Zelda: Tears of the Kingdom’s shrines are a puzzle design marvel

As a puzzle game fan, my favorite part of The Legend of Zelda: Breath of the Wild is its shrines. These mini-dungeons often act as ingenious little puzzle chambers that test my understanding of the game’s abilities and physics. I was thrilled when I loaded up The Legend of Zelda: Tears of the Kingdom and immediately found that the development team kept that idea intact for the sequel. I’d have over 150 new shrines to hunt down, including a handful that were unlocked via navigation puzzles in the open world.

It’s not just the fact that shrines return, though, that got me excited; it’s the fact that they’re even better this time around. That’s thanks in large part to how they interact with the sequel’s crafting systems, serving a larger purpose beyond giving Link some scattered challenges to solve.

Driving permit exams

Tears of the Kingdom’s shrines aren’t much different from Breath of the Wild’s on paper. Each one functions like a Portal test chamber built around a specific gameplay mechanic or theme. One has players solving puzzles using buoyancy physics, while another has them ascending their way to the top of a rotating cube. Even combat-focused shrines have specific gimmicks this time, testing players’ mastery of specific item fusions or environmental interactions.

Link stands in front of a shrine in The Legend of Zelda: Tears of the Kingdom.

One big difference, though, is that shrines don’t always have one set solution. That’s thanks to Tears of the Kingdom’s powerful crafting systems, which allow Link to create inventive solutions to problems. In one shrine, I had to get a ball across a river on a boat, but the current was working against me. Rather than trying to figure out the intended solution, I decided to create my own. I fused every plank of wood I could find together and attached the ball to the end of it. That would allow me to raise it to an upper level I could climb to via ladder and walk it across the waterway. In another puzzle, I simply placed a ball on the edge of a platform and ascended through it. I have no idea what I was supposed to do, but that didn’t stop me from claiming my blessing of light.

This isn’t a bug or an oversight; it’s exactly what Tears of the Kingdom wants you to do. The entire game challenges players to outsmart the developers, creating ingenious solutions to their puzzles. Whenever I pull off a clearly unintended trick, it makes me feel like the world’s greatest engineering genius. That sensation isn’t just in shrines either.

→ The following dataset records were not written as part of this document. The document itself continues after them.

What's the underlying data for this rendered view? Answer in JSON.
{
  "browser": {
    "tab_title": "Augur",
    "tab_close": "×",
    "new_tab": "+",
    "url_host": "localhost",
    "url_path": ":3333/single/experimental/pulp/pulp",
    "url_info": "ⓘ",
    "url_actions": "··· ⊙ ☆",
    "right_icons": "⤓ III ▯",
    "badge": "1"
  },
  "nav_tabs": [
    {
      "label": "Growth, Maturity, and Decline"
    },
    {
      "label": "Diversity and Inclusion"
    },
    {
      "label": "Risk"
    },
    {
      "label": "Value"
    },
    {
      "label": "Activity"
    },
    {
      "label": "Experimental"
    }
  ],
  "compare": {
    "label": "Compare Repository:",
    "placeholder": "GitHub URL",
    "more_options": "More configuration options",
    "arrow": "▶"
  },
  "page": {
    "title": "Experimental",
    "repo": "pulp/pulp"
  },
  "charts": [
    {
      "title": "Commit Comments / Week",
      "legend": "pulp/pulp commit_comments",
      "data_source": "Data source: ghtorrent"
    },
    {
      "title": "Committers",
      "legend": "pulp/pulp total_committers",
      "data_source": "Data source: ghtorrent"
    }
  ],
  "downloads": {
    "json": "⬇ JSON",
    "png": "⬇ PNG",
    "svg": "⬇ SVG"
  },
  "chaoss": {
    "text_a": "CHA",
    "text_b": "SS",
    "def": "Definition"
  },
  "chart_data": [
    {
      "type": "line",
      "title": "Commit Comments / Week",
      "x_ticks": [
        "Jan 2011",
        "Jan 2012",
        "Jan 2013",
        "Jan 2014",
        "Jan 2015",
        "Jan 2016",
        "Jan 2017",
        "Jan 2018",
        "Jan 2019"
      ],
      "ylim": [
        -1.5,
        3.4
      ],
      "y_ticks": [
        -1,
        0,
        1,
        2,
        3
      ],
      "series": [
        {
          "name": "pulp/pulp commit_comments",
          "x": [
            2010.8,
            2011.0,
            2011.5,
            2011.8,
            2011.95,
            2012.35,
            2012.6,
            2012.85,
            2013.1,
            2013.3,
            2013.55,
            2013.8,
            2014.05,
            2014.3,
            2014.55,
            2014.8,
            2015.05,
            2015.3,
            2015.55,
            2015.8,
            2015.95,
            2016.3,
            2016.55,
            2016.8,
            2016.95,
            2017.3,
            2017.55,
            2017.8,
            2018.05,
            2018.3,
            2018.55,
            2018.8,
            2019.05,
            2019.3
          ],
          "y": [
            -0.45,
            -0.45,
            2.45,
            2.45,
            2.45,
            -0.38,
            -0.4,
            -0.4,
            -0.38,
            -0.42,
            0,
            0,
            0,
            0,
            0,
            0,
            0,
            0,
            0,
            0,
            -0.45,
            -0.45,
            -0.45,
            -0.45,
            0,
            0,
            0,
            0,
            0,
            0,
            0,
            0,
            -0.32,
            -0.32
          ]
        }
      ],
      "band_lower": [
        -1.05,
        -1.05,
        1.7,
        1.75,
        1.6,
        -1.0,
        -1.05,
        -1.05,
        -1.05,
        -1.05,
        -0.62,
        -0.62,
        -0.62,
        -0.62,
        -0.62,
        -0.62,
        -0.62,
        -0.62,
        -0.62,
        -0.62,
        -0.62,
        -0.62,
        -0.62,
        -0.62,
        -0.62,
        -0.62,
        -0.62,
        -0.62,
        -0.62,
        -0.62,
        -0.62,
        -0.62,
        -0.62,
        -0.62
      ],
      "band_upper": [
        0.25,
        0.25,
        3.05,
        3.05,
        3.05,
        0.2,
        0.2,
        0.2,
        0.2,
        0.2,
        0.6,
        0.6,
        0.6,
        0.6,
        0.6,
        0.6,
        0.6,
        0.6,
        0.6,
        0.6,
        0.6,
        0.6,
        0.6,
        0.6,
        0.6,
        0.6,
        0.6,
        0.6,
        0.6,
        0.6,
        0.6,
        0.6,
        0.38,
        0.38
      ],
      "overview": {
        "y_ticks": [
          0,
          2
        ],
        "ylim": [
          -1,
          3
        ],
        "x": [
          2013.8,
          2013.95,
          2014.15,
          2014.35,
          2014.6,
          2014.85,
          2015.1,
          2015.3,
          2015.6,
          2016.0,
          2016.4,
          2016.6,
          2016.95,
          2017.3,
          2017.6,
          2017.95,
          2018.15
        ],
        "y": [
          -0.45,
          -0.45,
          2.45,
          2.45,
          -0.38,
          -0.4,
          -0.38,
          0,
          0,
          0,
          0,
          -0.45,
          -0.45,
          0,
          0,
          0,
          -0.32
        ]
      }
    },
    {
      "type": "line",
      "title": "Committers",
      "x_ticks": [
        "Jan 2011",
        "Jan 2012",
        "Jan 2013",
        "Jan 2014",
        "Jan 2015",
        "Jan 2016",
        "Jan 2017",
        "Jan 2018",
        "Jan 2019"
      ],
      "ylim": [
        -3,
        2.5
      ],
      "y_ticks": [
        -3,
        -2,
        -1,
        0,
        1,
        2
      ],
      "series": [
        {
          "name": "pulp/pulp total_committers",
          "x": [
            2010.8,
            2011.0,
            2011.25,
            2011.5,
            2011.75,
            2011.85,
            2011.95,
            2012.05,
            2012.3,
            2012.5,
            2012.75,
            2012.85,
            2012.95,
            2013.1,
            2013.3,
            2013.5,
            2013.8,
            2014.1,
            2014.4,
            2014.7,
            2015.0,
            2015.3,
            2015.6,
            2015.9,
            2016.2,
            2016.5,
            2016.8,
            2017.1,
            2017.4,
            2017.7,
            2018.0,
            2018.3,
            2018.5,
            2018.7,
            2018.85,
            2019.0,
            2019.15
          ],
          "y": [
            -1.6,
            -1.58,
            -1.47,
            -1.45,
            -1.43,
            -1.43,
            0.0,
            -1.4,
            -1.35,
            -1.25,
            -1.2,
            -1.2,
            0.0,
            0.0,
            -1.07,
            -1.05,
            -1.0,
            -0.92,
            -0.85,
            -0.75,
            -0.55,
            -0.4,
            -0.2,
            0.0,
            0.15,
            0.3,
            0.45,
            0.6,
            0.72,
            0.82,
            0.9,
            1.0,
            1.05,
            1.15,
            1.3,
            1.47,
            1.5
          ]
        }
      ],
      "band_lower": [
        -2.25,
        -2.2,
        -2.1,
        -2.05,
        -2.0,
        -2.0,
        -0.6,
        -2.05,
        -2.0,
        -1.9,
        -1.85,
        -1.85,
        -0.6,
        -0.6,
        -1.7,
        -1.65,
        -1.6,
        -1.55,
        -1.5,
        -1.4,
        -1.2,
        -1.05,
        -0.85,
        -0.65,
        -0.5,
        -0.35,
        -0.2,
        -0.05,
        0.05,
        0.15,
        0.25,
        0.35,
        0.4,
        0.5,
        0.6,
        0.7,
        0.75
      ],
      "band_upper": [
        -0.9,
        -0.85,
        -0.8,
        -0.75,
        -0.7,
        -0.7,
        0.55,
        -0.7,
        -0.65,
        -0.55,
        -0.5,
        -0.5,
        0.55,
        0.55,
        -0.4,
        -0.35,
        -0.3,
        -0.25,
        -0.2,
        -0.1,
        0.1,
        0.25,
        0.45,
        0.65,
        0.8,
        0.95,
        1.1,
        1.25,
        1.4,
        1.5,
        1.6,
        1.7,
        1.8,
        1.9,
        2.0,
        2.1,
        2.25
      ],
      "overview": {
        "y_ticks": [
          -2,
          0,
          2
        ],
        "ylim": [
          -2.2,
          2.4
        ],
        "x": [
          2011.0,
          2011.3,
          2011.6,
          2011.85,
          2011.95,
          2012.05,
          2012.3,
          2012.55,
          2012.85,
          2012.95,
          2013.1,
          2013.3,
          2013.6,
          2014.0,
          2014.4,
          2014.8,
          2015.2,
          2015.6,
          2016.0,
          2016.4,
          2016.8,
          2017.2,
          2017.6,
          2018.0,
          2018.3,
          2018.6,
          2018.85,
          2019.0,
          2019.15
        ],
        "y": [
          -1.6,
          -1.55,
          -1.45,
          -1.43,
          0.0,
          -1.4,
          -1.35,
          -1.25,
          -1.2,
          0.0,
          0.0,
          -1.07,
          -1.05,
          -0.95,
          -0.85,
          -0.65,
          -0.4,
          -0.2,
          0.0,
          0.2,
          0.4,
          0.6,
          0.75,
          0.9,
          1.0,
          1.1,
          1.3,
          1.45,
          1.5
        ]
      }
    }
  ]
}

It’s present anytime I break into a Moblin base with a makeshift airship or whenever I grind my way over a rail by strapping a minecart to my shield.

That’s enough on its own to improve the shrine formula, but there’s something that impresses me even more: Every single shrine in Tears of the Kingdom is secretly a tutorial.

A flying machine with a ball being attached to it

In each one, Link learns something new about his abilities or how Zonai devices work that have a practical application in the open world. Some teach him how to create specific vehicles like hot air balloons and use them to transport items safely. Others show him how to create makeshift contraptions like slingshots that can toss items (or Koroks). If Breath of the Wild’s puzzles were like pop quizzes about his abilities, Tears of the Kingdom’s act more like a driving permit exam. They’re a starting point, not a final test.

While I only have a few more shrines to complete in Tears of the Kingdom, I don’t feel like I’m running out of those satisfying puzzle moments. Instead, they’ve allowed me to turn Hyrule itself into one gigantic shrine that I can solve using that wealth of knowledge I’ve amassed. With 100 hours logged in my file, the training wheels are finally off and my true test can begin.

The Legend of Zelda: Tears of the Kingdom is out now on Nintendo Switch.

Editors’ Recommendations